But that wasn’t even the best part of the day. The best part was the 80-degree sun-shower that turned into twilight and then a brilliant downpour during the halftime show. In an age of lip-synched bullshit, The Artist plugged in and shredded his axe through Purple Rain while 74,512 people sang along in a riot of soaking wet joy. This wasn’t football interrupted by a concert. This was a Prince show … and the first half of Super Bowl XLI was his opening act.
Prince be with you. (And also with you.)"
Jenna Be of funk rock band Downbeat Switch:
"I always tell people I was "born in the year of the purple rain" because it makes me feel like I'm part some elite club of awesome-breeding. I grew up listening to him constantly, and remember just being mesmerized by his performances and his song-writing. I would sneak and listen to the 1999 album at my grandmothers house; it felt so taboo listening to songs like "Delirious" and "D.M.S.R" and "Let's Pretend We're Married", because I was young. But I couldn't stop listening because he had such a fearless, matter-of-fact quality of creative freedom and an "I-don't-give-damn-if-it-feels-right-do-it" attitude; it inspired me so much in my music and in my life in general to always try to err on the side of that mentality in everything I do. And let's be honest, he put on the best halftime show anyone has ever seen, and probably anyone will ever see....and I'll argue you on that. All hail the Prince."
Cora Harvey Armstrong, internationally renowned gospel artist:
"He was my idol!!! He taught himself how to do it...he had so much power even though he was so young in his start. He was not fearful of change. He was a great example of a real genius."

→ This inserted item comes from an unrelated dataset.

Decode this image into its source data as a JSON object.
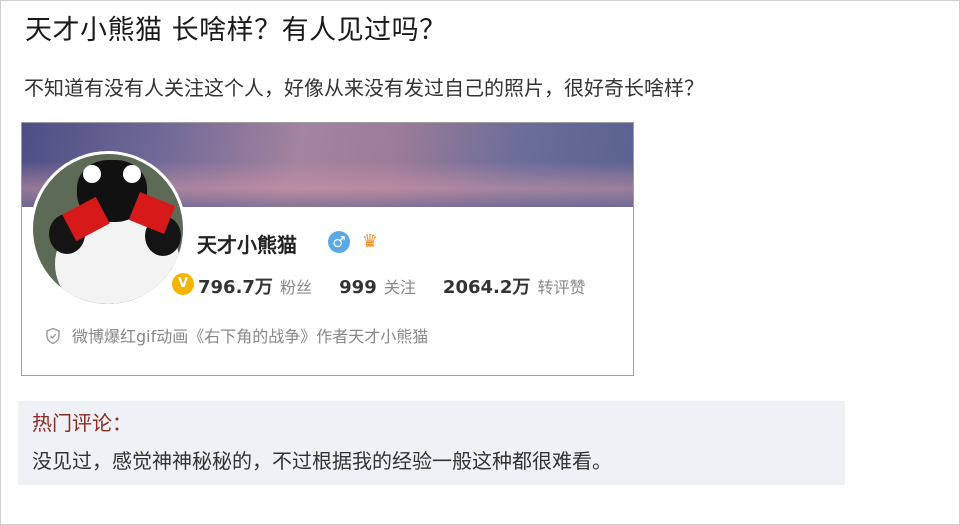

What are your favorite memories of Prince? How did he influence you? Share them below in the comments section.